Next up, combat – everyone gets to Fire! If you’reable to reach an enemy ship (decided by using the included range ruler) you can either shoot with artillery or muskets. Firing arcs are marked on your ship’s base, the best of which are your broadsides. Shooting from the front or rear means a less powerful attack but hey, any offense is a good idea in Sails of Glory. You’ll also have to consider line of sight – no firing through your own vessels, of course – and should you hit, you’ll do some well deserved damage either on the enemy ship, crew or (hopefully) both. Should enough be added to the ship’s mat, it’ll surrender and will be removed from the game.
Finally, Reloading only happens if you fired artillery on the previous turn. Muskets are always available (though are much weaker) but the decision to use your heftier firepower should not be taken lightly… Once all four steps are complete, you’ve either won the game or go back to Planning.
And really, that’s about it. Having had a few plays with the prototype there’s little more that can be said than it’s a very solid ruleset. That’s far from surprising considering the amount of time that Ares Games have had to refine and improve them since the first days of Wings of War, but I’m still pleased to see that the game has been able to transition into a whole new world. As I’ve had previous experience of other games using a similar engine I found Sails of Glory a joy to pick up and play, but any gamer will pick it up in no time. I’m intrigued to see how the rules will be expanded when the final product is released.
Will it appeal to everyone? Well, with the Kickstarter campaign currently at over seven times their funding target and still five days on the clock I’d say that things are looking pretty good. Ares Games have done great when it comes to supporting Wings of Glory so the signs are great for their water-based adventures. I can’t wait to check out the miniatures that they put in the retail pack (as I am a tart for that kind of stuff) but have a lot of faith that they’re going to look great – the game is certainly very entertaining and well worth supporting.

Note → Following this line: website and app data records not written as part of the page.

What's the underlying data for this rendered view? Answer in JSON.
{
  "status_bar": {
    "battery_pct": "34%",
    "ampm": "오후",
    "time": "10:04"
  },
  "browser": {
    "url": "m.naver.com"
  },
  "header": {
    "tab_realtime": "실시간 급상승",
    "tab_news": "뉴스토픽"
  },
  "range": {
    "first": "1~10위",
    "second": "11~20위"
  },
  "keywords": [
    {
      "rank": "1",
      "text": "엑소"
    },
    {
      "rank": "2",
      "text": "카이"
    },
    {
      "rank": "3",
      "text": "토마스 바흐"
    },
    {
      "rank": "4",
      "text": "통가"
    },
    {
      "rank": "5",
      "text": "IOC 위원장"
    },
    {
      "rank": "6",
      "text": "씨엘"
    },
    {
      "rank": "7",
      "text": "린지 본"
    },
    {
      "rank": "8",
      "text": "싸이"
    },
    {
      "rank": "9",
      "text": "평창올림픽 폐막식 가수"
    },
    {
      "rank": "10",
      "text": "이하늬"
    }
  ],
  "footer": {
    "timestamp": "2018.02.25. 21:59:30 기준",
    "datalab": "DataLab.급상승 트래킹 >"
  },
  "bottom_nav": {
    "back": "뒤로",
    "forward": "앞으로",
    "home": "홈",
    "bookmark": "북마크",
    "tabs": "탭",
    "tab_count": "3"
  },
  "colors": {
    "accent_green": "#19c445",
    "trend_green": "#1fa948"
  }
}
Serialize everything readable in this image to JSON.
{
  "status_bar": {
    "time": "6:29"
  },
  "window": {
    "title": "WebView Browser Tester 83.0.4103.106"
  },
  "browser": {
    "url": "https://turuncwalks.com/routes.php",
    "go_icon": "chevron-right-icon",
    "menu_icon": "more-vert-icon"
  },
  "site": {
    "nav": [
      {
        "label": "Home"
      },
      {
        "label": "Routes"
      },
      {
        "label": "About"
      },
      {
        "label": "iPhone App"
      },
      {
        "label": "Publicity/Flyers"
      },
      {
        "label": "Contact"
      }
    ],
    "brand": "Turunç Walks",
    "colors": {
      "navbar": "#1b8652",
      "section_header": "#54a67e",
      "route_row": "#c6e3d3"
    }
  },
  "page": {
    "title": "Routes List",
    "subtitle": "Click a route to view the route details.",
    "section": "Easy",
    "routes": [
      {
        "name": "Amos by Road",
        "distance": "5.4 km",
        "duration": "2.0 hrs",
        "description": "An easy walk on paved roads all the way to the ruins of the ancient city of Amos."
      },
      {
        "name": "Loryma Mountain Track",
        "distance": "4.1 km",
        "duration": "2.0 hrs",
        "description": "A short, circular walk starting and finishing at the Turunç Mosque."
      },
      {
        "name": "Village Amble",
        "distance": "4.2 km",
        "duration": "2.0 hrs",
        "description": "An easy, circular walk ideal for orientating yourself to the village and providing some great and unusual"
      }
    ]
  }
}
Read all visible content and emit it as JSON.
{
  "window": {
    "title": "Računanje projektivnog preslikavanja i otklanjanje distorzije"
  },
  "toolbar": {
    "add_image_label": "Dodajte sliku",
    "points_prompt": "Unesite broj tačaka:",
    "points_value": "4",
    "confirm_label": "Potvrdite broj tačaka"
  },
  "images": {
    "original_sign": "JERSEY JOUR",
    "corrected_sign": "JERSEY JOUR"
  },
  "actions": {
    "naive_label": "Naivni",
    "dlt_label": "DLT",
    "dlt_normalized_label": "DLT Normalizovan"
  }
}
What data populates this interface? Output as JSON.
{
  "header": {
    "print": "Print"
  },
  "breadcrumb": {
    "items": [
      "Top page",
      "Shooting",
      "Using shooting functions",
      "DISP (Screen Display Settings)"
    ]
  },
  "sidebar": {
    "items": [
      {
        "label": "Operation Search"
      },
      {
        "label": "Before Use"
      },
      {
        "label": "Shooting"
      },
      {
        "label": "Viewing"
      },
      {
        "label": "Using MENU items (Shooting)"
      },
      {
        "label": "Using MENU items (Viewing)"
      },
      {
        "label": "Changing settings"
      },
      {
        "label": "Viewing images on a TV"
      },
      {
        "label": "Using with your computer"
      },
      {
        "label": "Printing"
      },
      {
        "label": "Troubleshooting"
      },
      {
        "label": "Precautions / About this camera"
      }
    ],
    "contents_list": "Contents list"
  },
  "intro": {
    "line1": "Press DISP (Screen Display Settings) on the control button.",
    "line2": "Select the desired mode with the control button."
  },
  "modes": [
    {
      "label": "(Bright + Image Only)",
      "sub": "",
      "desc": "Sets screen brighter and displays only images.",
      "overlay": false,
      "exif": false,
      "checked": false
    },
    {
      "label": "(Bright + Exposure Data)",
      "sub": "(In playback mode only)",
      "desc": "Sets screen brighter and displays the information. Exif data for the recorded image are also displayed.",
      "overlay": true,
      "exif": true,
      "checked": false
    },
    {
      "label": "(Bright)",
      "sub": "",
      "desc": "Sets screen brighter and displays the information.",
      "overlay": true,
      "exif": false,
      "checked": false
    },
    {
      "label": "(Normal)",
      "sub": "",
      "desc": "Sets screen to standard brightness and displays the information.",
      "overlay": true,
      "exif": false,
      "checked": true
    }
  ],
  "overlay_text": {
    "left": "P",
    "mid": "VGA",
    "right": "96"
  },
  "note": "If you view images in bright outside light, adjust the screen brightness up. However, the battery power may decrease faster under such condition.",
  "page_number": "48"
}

Sails of Glory is an Ares Games project on Kickstarter until April 16. If you’re interested, a Starter Set pledge will cost you US$80 with copies due to ship to backers by August. Thanks to the guys for letting me check out the prototype!